diachronically

EnglishEdit

EtymologyEdit

diachronic +‎ -ally

AdverbEdit

diachronically (not comparable)

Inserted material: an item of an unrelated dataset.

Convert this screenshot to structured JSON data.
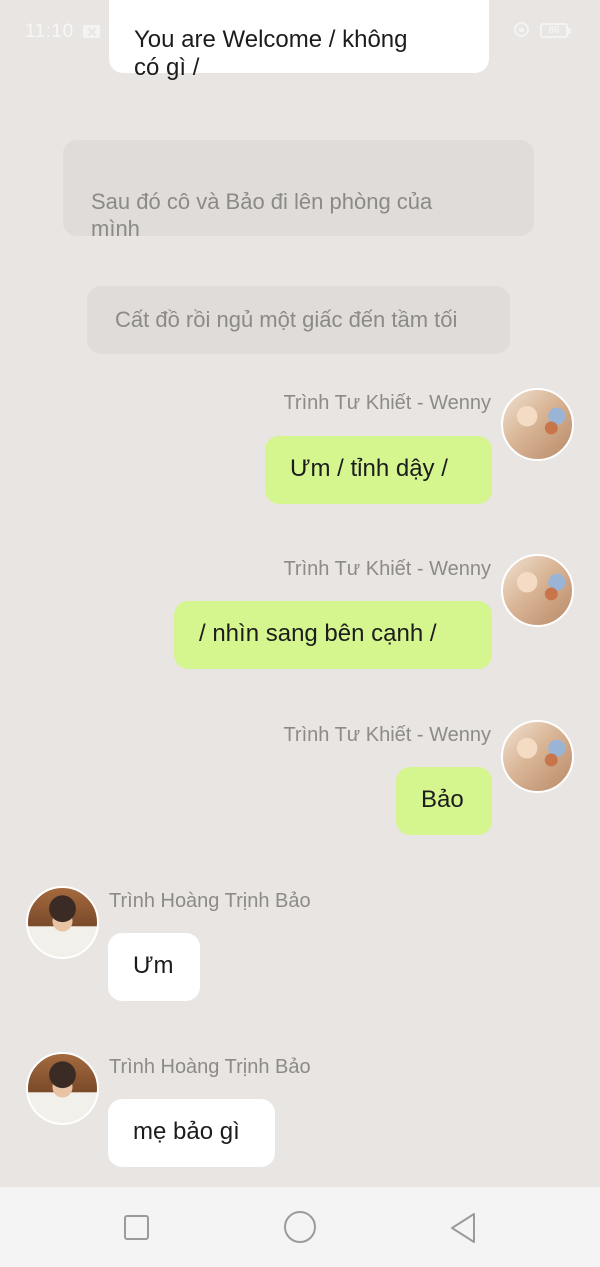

  1. In a diachronic fashion, or in diachronic terms.
    • 1981, William Irwin Thompson, The Time Falling Bodies Take to Light: Mythology, Sexuality and the Origins of Culture, London: Rider/Hutchinson & Co., page 188:
      A story, a science fiction film, or, in fact, a scientific theory, can thus be positioned at a higher and later turning of the spiral, diachronically, but synchronically it can be a performance of a pattern or theme.
    • 2007 September 29, Maria Lasonen-Aarnio, “Single premise deduction and risk”, in Philosophical Studies, volume 141, number 2, DOI:10.1007/s11098-007-9157-1:
      In particular, risks can pile up not only synchronically, as in multi premise deductions, but also diachronically, when a subject extends her knowledge by competent deduction from just one premise.
    • 2014, James Lambert, “Diachronic stability in Indian English lexis”, in World Englishes, page 115:
      Further, by presenting lexical information diachronically, it displays the stability of the particular words, spellings, usages, idioms, etc., and thus cumulatively the overall stability of the language or variety in general.

Coordinate termsEdit